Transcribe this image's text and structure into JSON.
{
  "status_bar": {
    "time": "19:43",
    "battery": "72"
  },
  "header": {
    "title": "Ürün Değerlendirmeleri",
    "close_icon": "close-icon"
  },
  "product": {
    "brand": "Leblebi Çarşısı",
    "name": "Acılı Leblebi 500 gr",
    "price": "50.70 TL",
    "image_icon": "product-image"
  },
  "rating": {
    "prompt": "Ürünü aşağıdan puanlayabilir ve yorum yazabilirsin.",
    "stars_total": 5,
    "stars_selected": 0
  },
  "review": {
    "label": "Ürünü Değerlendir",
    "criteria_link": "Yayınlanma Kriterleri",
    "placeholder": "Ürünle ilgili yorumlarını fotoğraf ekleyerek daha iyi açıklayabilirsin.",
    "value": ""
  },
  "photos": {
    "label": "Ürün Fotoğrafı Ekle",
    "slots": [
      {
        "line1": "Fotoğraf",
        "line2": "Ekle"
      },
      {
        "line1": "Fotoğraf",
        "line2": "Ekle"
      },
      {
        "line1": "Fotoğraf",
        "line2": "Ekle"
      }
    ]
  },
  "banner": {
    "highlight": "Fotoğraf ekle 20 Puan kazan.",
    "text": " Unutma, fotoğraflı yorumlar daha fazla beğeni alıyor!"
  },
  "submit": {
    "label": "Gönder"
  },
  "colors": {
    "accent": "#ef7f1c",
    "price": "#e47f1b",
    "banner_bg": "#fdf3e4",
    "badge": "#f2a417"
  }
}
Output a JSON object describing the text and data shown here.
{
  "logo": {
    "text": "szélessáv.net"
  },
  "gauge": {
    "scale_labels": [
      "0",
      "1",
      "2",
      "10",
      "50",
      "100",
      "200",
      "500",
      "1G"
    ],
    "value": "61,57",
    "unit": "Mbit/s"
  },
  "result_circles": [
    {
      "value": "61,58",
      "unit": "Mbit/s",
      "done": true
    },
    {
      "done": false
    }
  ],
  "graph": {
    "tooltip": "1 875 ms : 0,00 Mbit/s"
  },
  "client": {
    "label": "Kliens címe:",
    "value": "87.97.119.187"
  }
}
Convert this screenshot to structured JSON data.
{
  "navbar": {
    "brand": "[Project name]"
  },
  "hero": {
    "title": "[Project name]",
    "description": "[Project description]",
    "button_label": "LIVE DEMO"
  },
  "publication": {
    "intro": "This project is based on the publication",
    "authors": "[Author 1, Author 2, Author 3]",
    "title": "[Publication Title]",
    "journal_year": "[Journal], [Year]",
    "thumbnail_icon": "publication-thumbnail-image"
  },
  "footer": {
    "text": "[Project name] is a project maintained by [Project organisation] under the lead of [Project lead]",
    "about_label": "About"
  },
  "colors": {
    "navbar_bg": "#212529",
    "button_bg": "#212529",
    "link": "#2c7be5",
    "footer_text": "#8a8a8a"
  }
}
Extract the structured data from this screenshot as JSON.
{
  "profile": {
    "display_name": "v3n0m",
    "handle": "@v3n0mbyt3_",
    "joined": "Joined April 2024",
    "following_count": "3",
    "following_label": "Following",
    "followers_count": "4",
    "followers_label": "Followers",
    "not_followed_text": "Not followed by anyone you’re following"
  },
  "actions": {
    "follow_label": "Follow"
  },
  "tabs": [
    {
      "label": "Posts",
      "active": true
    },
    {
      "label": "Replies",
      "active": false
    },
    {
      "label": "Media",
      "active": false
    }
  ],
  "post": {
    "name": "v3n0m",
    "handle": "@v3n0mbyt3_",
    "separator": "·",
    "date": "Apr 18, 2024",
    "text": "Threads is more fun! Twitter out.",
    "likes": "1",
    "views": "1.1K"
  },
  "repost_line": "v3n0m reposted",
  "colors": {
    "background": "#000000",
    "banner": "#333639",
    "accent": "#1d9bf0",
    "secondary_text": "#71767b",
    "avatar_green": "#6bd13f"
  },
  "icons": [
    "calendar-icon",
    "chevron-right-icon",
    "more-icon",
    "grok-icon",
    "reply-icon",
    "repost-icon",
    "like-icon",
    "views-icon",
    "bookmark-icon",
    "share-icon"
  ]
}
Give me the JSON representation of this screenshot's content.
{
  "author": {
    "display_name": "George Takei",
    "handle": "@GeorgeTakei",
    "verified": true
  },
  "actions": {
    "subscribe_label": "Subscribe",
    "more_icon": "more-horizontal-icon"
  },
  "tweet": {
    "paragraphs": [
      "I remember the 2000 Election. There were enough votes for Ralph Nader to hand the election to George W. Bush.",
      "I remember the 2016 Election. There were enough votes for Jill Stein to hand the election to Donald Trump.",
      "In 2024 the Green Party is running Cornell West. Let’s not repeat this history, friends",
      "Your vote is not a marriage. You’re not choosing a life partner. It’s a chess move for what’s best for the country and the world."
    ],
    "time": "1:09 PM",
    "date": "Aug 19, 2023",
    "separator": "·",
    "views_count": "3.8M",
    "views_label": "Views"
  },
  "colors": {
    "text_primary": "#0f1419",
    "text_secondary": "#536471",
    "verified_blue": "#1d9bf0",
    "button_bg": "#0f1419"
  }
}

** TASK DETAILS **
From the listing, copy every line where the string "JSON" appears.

** REPLY TO THE TASK **
Transcribe this image's text and structure into JSON.
Output a JSON object describing the text and data shown here.
Convert this screenshot to structured JSON data.
Extract the structured data from this screenshot as JSON.
Give me the JSON representation of this screenshot's content.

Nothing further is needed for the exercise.